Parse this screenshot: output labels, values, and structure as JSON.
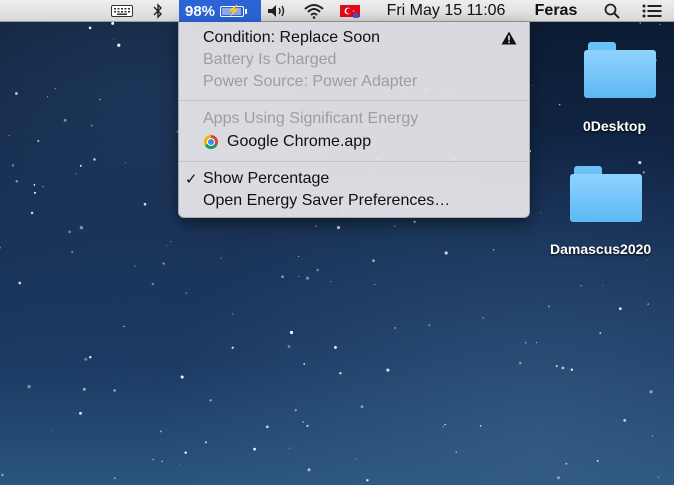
{
  "menubar": {
    "battery_percent": "98%",
    "clock": "Fri May 15  11:06",
    "user": "Feras"
  },
  "battery_menu": {
    "condition": "Condition: Replace Soon",
    "battery_status": "Battery Is Charged",
    "power_source": "Power Source: Power Adapter",
    "apps_heading": "Apps Using Significant Energy",
    "app_name": "Google Chrome.app",
    "show_percentage": "Show Percentage",
    "show_percentage_checked": true,
    "open_prefs": "Open Energy Saver Preferences…"
  },
  "desktop": {
    "items": [
      {
        "label": "0Desktop",
        "icon": "folder-icon"
      },
      {
        "label": "Damascus2020",
        "icon": "folder-icon"
      }
    ]
  },
  "colors": {
    "menu_highlight": "#2c64d6",
    "folder": "#6cc2f7"
  }
}
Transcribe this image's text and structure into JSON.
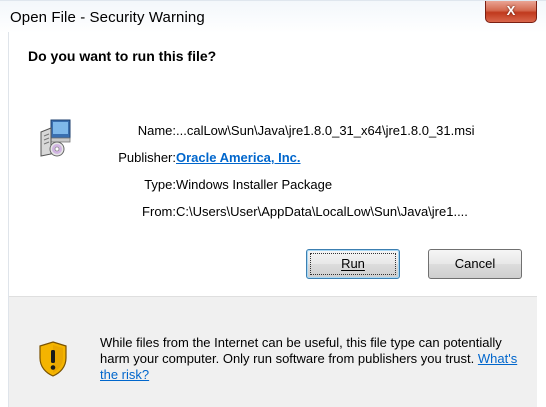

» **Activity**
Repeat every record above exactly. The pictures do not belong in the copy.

» **Written response**
Parse this screenshot: output labels, values, and structure as JSON.
{
  "menubar": {
    "battery_percent": "98%",
    "clock": "Fri May 15  11:06",
    "user": "Feras"
  },
  "battery_menu": {
    "condition": "Condition: Replace Soon",
    "battery_status": "Battery Is Charged",
    "power_source": "Power Source: Power Adapter",
    "apps_heading": "Apps Using Significant Energy",
    "app_name": "Google Chrome.app",
    "show_percentage": "Show Percentage",
    "show_percentage_checked": true,
    "open_prefs": "Open Energy Saver Preferences…"
  },
  "desktop": {
    "items": [
      {
        "label": "0Desktop",
        "icon": "folder-icon"
      },
      {
        "label": "Damascus2020",
        "icon": "folder-icon"
      }
    ]
  },
  "colors": {
    "menu_highlight": "#2c64d6",
    "folder": "#6cc2f7"
  }
}
Transcribe this image's text and structure into JSON.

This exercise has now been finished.